That time-warp feeling can be especially stressful if your homeschooler isn’t fully prepared for the rigors of middle school writing. According to the 2011 results of the National Assessment of Educational Progress (NAEP), only 24% of eighth-graders were at or above the proficient level in writing and only 3% wrote at an advanced level. Those results can often be a direct result of gaps in elementary level writing instruction. For that reason, it’s vital that parents and teachers focus on helping students master these four areas of writing skill mastery during the elementary years:
- Writing in complete sentences
- Understanding the key rules of grammar
- Forming well-structured paragraphs
- Using the writing process
To meet middle school writing standards, your homeschooler should have a firm grasp on these four skills. Let’s look at each area more closely to examine the specific skills that pertain to mastery.
Writing in Complete Sentences
Some of the most common errors in middle school writing come back to not fully understanding what makes up a complete sentence. Sentence structure can trip up any junior high student who hasn’t had significant practice in creating complete and well-formed sentences. Some of the concepts that students need to be well-versed in include:
- what makes a complete sentence
- how to avoid run-on sentences and sentence fragments
- understanding the difference between simple, compound, and complex sentences
- knowing the different types of sentences (declarative, interrogative, exclamatory) and the appropriate punctuation for each
- recognizing the difference between dependent and independent clauses
To help your homeschooler master these areas, Time4Writing offers two eight-week online courses that cover the basics. Elementary Grammar Skills teaches students how to correctly form complete sentences with subjects and verbs; it also ensures they can recognize run-ons and sentence fragments in their own writing. Elementary Sentence Writing covers the four main types of sentences students need to know how to write as well as the trickier parts of sentence construction such as subject-verb agreement and possessive nouns.
Understanding the Key Rules of Grammar
English grammar has plenty of rules: rules about semicolons, contractions, capitalization, coordinating conjunctions, and so much more. Is it any wonder that even middle school students who love to read and write create grammar mistakes on a regular basis? By the time he/she is in 5th and 6th grade, your homeschooler should have a handle on:
- subject-verb agreement
- noun plurals and possessives
- capitalization and punctuation
- using action, linking, and helping verbs correctly
Because writing assignments in middle school build on the grammar skills students learn in elementary, Time4Writing makes sure to provide a strong grammatical foundation for students. In addition to the skills students will gain in sentence writing noted above, Elementary Grammar Skills instructs students in the essentials of parts of speech, capitalization, and learning to proofread their own writing for errors. Likewise, Elementary Sentence Writing covers the difference between singular, plural, and possessive nouns, how to match subjects and verbs according to their number, and the correct use of commas.

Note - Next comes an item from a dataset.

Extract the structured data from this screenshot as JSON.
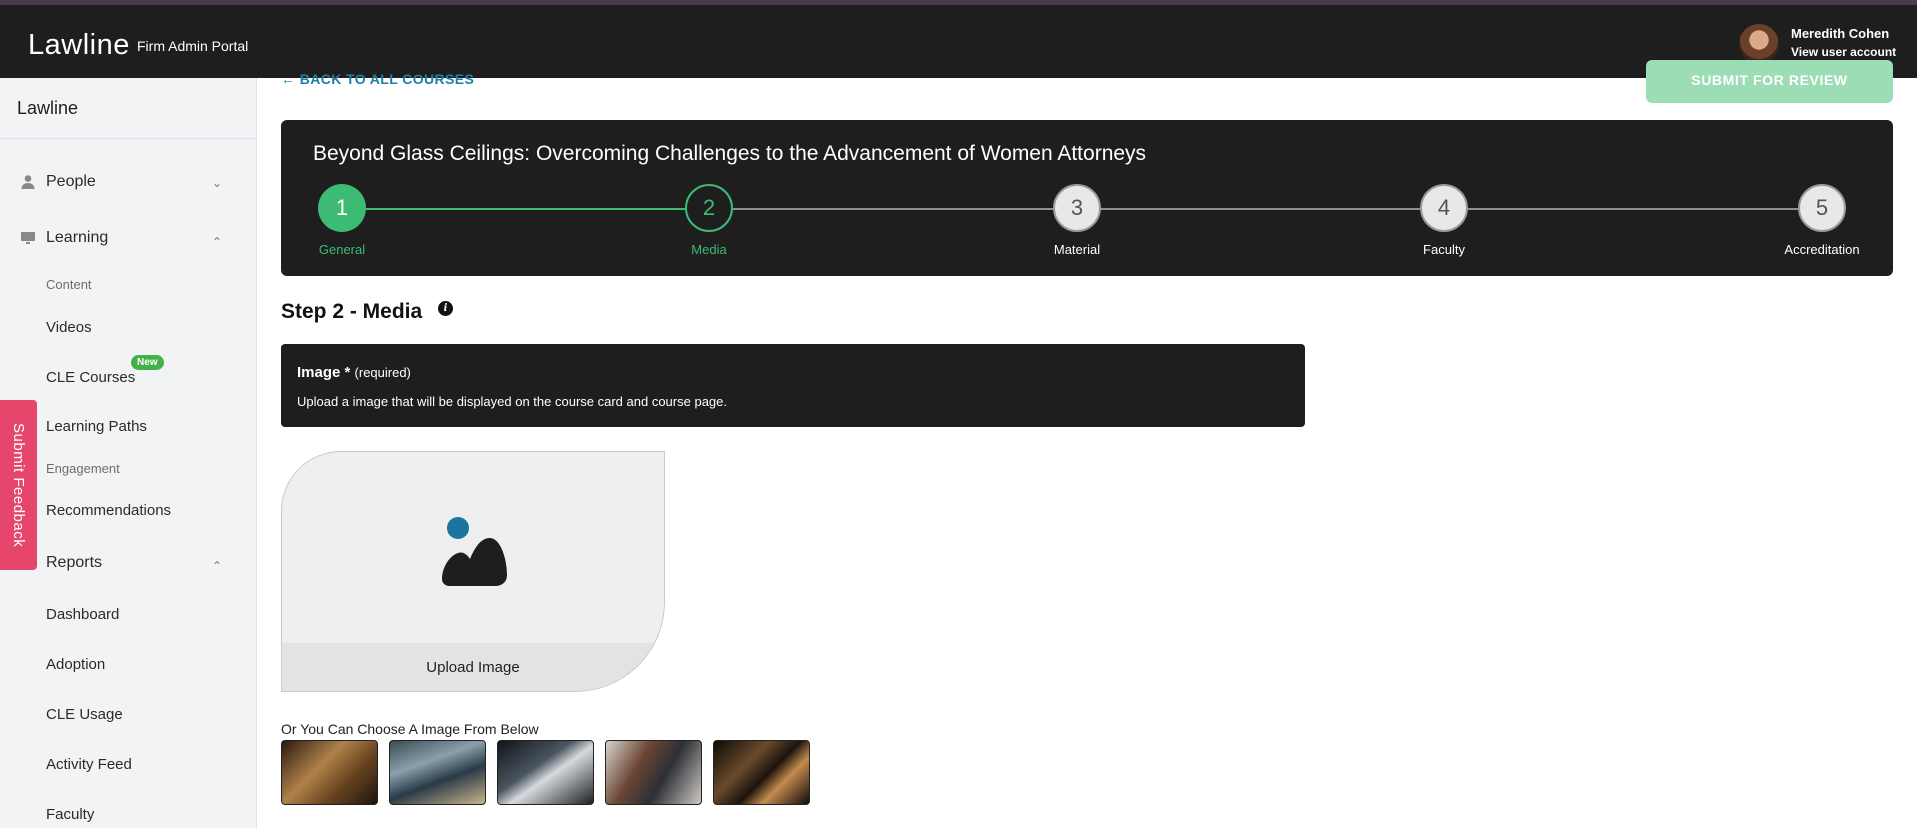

Forming Well-Structured Paragraphs
The paragraph is at the core of almost every writing assignment middle and high schoolers will be assigned. Well-written essays, reports, and narratives all depend on strong and clear paragraphs. That’s why, from the early grades, your homeschooler needs comprehensive instruction on what makes a well-structured paragraph. A successful paragraph will have the following traits:
Time4Writing’s approach to paragraph writing not only teaches these four essential elements, but also helps students to recognize when they are missing in their own writing. By the time a student has completed the eight-week Elementary Paragraphs course, they will have gained comprehension in topic and closing sentences, using supporting details to back up their topic, varying their sentences to create interest, and using transition words to make their sentences flow together.
Using the Writing Process
While teaching the individual components of good writing goes a long way toward improving a student’s success, it is mastering the habits of good writing that will ultimately make a young writer flourish. Writing is a complex combination of skills which is best taught by breaking down the process. By establishing these steps during the elementary years, students learn to internalize them and even make them their own during middle school and beyond. The five stages of the writing process are:
By approaching writing as a process, instructors encourage students to postpone closure on a piece of writing until they have explored all of its possibilities. Two distinct courses in Time4Writing’s Elementary Course catalog focus on the steps of the writing process. Elementary Narrative Writing uses a child’s innate fascination with the animal kingdom to teach narrative writing from the research stage through the final draft. Elementary Informative Writing lets students practice using multimedia tools to research, write about, and revise a slideshow about a specific wild animal.
By focusing in on these areas, you’ll be preparing your student for the expectations of more advanced writing assignments. After all, faster than you expect, your elementary level writer will be starting middle school. Don’t blink, or you might miss it!